▸ TASK PROMPT:
Retype each record below word for word. Leave the pictures out.

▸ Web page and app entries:
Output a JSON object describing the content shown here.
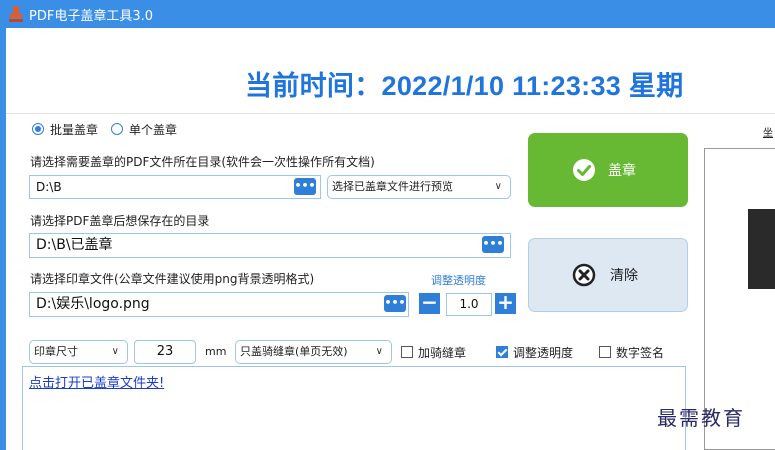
{
  "window": {
    "title": "PDF电子盖章工具3.0"
  },
  "clock": {
    "text": "当前时间：2022/1/10 11:23:33 星期"
  },
  "mode": {
    "batch_label": "批量盖章",
    "single_label": "单个盖章",
    "selected": "batch"
  },
  "source_dir": {
    "label": "请选择需要盖章的PDF文件所在目录(软件会一次性操作所有文档)",
    "value": "D:\\B",
    "browse_label": "•••",
    "preview_select": "选择已盖章文件进行预览"
  },
  "output_dir": {
    "label": "请选择PDF盖章后想保存在的目录",
    "value": "D:\\B\\已盖章",
    "browse_label": "•••"
  },
  "seal_file": {
    "label": "请选择印章文件(公章文件建议使用png背景透明格式)",
    "value": "D:\\娱乐\\logo.png",
    "browse_label": "•••",
    "opacity_link": "调整透明度",
    "opacity_value": "1.0",
    "minus_label": "−",
    "plus_label": "+"
  },
  "options": {
    "size_select": "印章尺寸",
    "size_value": "23",
    "unit": "mm",
    "mode_select": "只盖骑缝章(单页无效)",
    "riding_seal": {
      "label": "加骑缝章",
      "checked": false
    },
    "adjust_opacity": {
      "label": "调整透明度",
      "checked": true
    },
    "digital_sign": {
      "label": "数字签名",
      "checked": false
    }
  },
  "buttons": {
    "stamp_label": "盖章",
    "clear_label": "清除"
  },
  "log": {
    "link_text": "点击打开已盖章文件夹!"
  },
  "side": {
    "partial_label": "坐"
  },
  "watermark": {
    "text": "最需教育"
  },
  "colors": {
    "titlebar": "#3a8ee6",
    "accent_blue": "#2f7fd8",
    "clock_blue": "#1f74dd",
    "stamp_green": "#67b832"
  }
}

▸ EXERCISE RESPONSE:
Output a JSON object describing the content shown here.
{
  "window": {
    "title": "PDF电子盖章工具3.0"
  },
  "clock": {
    "text": "当前时间：2022/1/10 11:23:33 星期"
  },
  "mode": {
    "batch_label": "批量盖章",
    "single_label": "单个盖章",
    "selected": "batch"
  },
  "source_dir": {
    "label": "请选择需要盖章的PDF文件所在目录(软件会一次性操作所有文档)",
    "value": "D:\\B",
    "browse_label": "•••",
    "preview_select": "选择已盖章文件进行预览"
  },
  "output_dir": {
    "label": "请选择PDF盖章后想保存在的目录",
    "value": "D:\\B\\已盖章",
    "browse_label": "•••"
  },
  "seal_file": {
    "label": "请选择印章文件(公章文件建议使用png背景透明格式)",
    "value": "D:\\娱乐\\logo.png",
    "browse_label": "•••",
    "opacity_link": "调整透明度",
    "opacity_value": "1.0",
    "minus_label": "−",
    "plus_label": "+"
  },
  "options": {
    "size_select": "印章尺寸",
    "size_value": "23",
    "unit": "mm",
    "mode_select": "只盖骑缝章(单页无效)",
    "riding_seal": {
      "label": "加骑缝章",
      "checked": false
    },
    "adjust_opacity": {
      "label": "调整透明度",
      "checked": true
    },
    "digital_sign": {
      "label": "数字签名",
      "checked": false
    }
  },
  "buttons": {
    "stamp_label": "盖章",
    "clear_label": "清除"
  },
  "log": {
    "link_text": "点击打开已盖章文件夹!"
  },
  "side": {
    "partial_label": "坐"
  },
  "watermark": {
    "text": "最需教育"
  },
  "colors": {
    "titlebar": "#3a8ee6",
    "accent_blue": "#2f7fd8",
    "clock_blue": "#1f74dd",
    "stamp_green": "#67b832"
  }
}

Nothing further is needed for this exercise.